Primary Care Optometry News is a publication that summarizes current studies being performed on patients in order to help ophthalmologists stay informed on the latest ways to maintain and treat patients with a variety of ailments.
This summer, Primary Care Optometry News published the results of several studies that demonstrate how early eye disease detection devices are making great strides in diagnosing glaucoma earlier, allowing ophthalmologists and their patients time to weigh in on treatments before the disease progresses too far.
An analysis originally found published in the British Journal of Ophthalmology studied patients with familial histories of primary open-angle glaucoma and a control group that did not. The group was divided by how closely related they were to family members that had the disease and then by healthy or non-healthy eyes. Using a comprehensive eye exam, the researchers found a significant thinning of the retinal nerve fiber layer (RNFL) and macular ganglion cell complex (MGCC) in those with a family history of glaucoma.
Another study performed showed a decrease of nearly 40 percent of undiagnosed cases of glaucoma in African Americans aged 50 and over by performing exams using OCT technology like the Optos OCT SLO. This study also showed a 5 percent decrease in severe vision-loss cases in those who had had an OCT exam and received early treatment.
Studies such as the ones described above support the need for early eye disease detection for your patients’ best chance to avoid partial and complete vision loss due to glaucoma. With treatment starting in the early stages of the disease, it is possible to counteract the negative effects it has on the nerves and tissues of the eyes and stave off blindness.
Optos would like to partner with you to help provide resources and equipment for early eye disease detection for your patients.

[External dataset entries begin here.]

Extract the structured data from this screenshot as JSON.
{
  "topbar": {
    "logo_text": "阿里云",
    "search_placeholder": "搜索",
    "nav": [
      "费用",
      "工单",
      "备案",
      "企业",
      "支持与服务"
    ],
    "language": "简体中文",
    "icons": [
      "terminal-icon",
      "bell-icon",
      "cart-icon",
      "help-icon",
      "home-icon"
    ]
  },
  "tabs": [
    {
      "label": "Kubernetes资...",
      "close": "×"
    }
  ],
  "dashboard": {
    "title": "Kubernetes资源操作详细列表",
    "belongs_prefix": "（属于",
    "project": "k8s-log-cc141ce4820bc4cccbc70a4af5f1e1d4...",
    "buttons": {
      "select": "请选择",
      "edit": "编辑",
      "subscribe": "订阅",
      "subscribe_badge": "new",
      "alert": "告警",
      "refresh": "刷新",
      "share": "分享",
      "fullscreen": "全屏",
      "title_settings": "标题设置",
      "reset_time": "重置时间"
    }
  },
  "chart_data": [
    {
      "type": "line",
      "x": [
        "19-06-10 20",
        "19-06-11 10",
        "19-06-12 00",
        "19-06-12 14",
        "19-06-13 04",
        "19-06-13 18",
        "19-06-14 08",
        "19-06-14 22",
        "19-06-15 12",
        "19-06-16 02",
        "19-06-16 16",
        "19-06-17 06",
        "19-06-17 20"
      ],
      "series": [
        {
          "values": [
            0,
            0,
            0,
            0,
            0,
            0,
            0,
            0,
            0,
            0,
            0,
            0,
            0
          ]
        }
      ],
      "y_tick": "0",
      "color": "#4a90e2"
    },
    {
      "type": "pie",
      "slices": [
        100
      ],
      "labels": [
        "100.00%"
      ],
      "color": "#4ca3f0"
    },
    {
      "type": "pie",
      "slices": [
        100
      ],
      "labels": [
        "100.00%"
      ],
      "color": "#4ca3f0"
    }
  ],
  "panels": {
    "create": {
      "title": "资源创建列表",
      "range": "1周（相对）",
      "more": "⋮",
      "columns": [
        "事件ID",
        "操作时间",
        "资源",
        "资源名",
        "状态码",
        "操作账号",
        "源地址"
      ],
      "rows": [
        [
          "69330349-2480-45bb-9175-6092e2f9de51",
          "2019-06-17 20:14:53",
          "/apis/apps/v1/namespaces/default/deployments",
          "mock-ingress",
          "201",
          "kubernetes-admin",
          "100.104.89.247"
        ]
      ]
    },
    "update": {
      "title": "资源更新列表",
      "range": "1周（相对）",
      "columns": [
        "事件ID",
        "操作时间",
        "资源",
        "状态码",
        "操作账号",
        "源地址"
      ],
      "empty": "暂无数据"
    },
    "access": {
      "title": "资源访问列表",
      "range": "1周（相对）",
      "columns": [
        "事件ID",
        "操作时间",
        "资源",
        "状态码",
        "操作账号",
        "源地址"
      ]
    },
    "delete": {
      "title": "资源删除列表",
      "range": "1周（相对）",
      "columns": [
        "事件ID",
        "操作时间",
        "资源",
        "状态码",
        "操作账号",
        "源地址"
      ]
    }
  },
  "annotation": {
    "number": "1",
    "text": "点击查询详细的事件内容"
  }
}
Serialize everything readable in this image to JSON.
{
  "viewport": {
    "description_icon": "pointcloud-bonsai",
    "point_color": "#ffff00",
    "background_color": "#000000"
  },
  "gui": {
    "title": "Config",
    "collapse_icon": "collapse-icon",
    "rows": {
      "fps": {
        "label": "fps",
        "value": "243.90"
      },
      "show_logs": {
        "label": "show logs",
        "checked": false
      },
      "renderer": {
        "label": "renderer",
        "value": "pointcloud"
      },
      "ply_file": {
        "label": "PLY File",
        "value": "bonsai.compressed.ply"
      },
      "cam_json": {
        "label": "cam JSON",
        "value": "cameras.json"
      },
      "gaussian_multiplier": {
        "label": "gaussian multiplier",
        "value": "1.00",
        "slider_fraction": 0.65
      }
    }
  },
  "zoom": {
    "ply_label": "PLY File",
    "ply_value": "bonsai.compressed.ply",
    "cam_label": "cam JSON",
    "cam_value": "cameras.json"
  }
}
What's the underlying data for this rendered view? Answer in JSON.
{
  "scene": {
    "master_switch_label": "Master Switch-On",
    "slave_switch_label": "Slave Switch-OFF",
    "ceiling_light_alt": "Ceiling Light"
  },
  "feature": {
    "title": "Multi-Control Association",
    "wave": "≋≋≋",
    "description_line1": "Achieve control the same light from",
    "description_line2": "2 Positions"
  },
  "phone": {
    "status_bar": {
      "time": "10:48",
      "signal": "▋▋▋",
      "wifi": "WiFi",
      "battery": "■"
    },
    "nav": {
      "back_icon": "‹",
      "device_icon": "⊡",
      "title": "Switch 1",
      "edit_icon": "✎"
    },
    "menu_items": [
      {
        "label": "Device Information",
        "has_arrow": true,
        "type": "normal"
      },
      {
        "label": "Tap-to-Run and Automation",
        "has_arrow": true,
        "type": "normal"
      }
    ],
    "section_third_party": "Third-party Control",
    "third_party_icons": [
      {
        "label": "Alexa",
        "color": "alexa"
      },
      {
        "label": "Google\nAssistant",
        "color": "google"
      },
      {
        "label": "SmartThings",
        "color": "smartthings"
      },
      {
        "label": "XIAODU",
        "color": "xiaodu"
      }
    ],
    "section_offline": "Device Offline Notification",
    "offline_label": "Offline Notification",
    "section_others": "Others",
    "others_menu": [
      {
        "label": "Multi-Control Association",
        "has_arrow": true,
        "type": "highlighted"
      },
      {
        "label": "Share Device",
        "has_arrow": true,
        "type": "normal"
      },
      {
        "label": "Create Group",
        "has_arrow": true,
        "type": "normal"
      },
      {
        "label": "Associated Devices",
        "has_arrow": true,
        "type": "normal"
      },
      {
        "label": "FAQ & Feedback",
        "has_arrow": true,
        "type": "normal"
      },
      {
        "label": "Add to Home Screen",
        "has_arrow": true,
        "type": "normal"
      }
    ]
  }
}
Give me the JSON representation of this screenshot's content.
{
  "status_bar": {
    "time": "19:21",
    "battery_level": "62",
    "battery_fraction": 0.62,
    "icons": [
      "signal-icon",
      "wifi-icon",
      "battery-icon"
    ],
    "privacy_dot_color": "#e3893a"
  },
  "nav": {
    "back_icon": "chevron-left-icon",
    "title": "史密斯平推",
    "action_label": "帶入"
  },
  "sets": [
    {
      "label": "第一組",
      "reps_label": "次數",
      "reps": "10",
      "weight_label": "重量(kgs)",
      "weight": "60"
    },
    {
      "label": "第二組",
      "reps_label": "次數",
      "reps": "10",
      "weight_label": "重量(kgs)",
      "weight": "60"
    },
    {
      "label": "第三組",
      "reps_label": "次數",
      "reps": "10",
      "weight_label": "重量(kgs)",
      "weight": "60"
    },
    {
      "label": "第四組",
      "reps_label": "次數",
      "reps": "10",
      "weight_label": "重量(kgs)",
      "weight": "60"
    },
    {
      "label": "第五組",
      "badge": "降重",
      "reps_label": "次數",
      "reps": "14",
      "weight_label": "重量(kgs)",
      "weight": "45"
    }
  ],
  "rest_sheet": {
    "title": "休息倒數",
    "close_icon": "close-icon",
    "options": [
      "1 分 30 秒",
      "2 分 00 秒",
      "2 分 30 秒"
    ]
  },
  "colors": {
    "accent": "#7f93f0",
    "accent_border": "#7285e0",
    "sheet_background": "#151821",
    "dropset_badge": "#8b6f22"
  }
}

Contact us to schedule a consultation to learn how our ultra-widefield technology can benefit your practice.